|Archbishop Martin gets to deal with the fallout from more Vatican double speak, finger pointing, mental reservation, and plain old fashioned hypocrisy.|
The Vatican has released it's formal response to the Irish Government, and most specifically Taoiseach Enda Kenny's blistering attack on the Vatican Institution. Readers can access the full 27 page response here. The response makes some valid points, especially when it moves into the fact the Irish government itself was not too keen on mandatory reporting for other professionals back in the mid nineties.
When I finished reading it I was left with two thoughts. The first was the finger pointing between two governmental structures is sickening given the fact both colluded with each other for years in keeping the lid on massive institutional abuse in Ireland. My second thought is that no where in this carefully worded response does the Vatican come close to admitting it's demands for Pontifical Secrecy in all it's canonical instructions since 1922 regarding the sexual abuse of children might have been a major influence for Magee's response in Cloyne--he who had spent years in the upper echelons of the Vatican world. Most of the folks who really know the ins and outs of clerical sexual abuse all point to the demand for Pontifical Secrecy with it's baldly stated penalty of excommunication as a major contributing factor in bishops keeping silent and silent and silent. Which leads me to the following article in the Irish Independent. What in the world is Archbishop Martin saying in it? Is he backhandedly stating the same kind of thing the led directly to Cardinal Schonborn's trip to the Vatican woodshed?The Archbishop of Dublin Dr Diarmuid Martin has admitted that "a cabal" protecting clerical sex abusers may be operating at the highest levels in the Catholic Church.
Clerical abusers shielded by ‘cabal’ of protection in church
Dr Martin said: "There may be a cabal in Cloyne. They may have friends in other parts of the Irish Church. They may have friends in Irish society. There may be friends in the Vatican."
Asked yesterday who was preventing the protection of children, he said: "The numbers that are involved in this are few. The damage that these people cause is horrendous. It's for all of us to see where they are, but in the long term I have to take the responsibility that in Dublin there are not cabals who reject our child protection laws.
"Everybody knows there are people who have challenged what I do, there are people who challenge what the Diocese does, people challenge what the national norms are. They exist. The way we get out of the cabals is by those of us who are convinced of what we are doing, being strong together." (I bet some of those people had a hand in writing the official Vatican response.)
His comments come as a national audit of clerical sex abuse by the gardai's sexual crime unit is expected to reveal a huge volume of complaints against priests dating back 80 years when it is completed within months.
Yesterday in a long-awaited response the Vatican said it was "sorry and ashamed" of what happened in the Irish church, but denied it aided a cover up.
The Tanaiste Eamon Gilmore said yesterday: "I remain of the view that the 1997 letter from the Nuncio provided a pretext for some to avoid full cooperation with the Irish civil authorities. (That's because the letter did. It specifically stated the norms of Canon Law must be fulfilled, and then it went it on to say something about cooperation with civil authorities. Those norms included the unstated one about Pontifical Secrecy.)

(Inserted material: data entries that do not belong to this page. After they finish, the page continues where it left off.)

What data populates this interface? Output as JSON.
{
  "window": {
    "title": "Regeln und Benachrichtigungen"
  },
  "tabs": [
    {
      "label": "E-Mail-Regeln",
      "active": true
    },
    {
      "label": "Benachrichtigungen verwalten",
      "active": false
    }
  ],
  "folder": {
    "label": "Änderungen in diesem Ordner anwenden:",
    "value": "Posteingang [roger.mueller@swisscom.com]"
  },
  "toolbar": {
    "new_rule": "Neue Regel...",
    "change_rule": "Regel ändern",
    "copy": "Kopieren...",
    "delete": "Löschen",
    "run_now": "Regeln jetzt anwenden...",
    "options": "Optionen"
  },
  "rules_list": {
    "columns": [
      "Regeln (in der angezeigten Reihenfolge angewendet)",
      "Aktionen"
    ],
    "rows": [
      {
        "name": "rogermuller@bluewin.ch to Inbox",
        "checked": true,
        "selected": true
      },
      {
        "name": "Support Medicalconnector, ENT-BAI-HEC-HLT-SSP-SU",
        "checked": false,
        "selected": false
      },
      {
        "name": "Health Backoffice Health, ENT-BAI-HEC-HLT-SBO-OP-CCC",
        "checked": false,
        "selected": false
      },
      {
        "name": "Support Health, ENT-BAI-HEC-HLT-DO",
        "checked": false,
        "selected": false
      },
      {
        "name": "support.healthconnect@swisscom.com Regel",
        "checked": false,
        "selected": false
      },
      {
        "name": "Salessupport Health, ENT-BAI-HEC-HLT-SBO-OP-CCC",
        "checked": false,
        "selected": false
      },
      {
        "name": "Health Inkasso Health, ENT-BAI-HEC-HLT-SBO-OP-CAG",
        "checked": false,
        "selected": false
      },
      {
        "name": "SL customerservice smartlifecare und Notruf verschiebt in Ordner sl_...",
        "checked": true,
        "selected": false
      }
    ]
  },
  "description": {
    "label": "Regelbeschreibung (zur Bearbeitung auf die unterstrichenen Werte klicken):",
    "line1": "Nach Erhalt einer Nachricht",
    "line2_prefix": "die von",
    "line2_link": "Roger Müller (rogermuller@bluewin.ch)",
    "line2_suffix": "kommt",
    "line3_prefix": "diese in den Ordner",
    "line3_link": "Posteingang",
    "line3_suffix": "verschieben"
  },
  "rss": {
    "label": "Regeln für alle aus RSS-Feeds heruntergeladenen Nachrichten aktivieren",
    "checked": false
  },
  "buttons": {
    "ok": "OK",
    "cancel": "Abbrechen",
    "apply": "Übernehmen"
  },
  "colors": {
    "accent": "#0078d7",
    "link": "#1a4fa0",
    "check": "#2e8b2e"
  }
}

"The sexual abuse of children is such a heinous and reprehensible crime that issues about the precise status of documents should not be allowed to obscure the obligation of people in positions of responsibility to deal promptly with such abuse and report it."
The Vatican response makes a valid point about the hesitancy of the Irish Government to enact real reform back in the nineties. What the letter doesn't really acknowledge is that once the lid blew off, the Irish government has finally accepted the fact that healing for victims comes with a price for the government. That price is more than money, it's also admitting it screwed up, it colluded in the silence, it made horrific mistakes, it followed when it should have led, it shirked it's responsibility to protect it's children. It would be nice if some other clerical leader besides Archbishop Martin could come to the same realization with in the Church.

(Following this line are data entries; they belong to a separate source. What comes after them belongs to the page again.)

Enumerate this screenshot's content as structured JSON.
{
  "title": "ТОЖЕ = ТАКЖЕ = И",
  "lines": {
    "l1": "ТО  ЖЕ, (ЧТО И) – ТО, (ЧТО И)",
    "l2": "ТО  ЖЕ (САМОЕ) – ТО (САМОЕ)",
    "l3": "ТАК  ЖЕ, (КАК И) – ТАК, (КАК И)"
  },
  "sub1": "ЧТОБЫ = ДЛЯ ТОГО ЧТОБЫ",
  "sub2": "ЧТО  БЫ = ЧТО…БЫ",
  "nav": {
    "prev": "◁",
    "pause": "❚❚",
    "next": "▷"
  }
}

After reading the Vatican response, two points seem to be emphacized. One, that the Vatican is pledging "cooperation" only with civil authorities. Logically, then, if sexual abuse is not reported to civil authorities there is no need for cooperation. Second, Canon law is held as being of higher importance than civil law. It is like the Vatican is a country within a country, even to the extent of quoting from a document asserting the church's right to discipline its members using canon law. Funny that was never discussed at RCIA. Another comment is that the church seems to be cherry picking the documents & quotes to support its positions. The style of writing seems intended to confuse an average reader; although perhaps the style may be claimed to support precision of expression. The tone seems to convey a sense of victimhood on the part of the Roman church. Finally, what is astonishingly lacking is a deeply felt compassion for lives destroyed because of the abuse. This omission is the most telling & undermines the document's credibility.ReplyDelete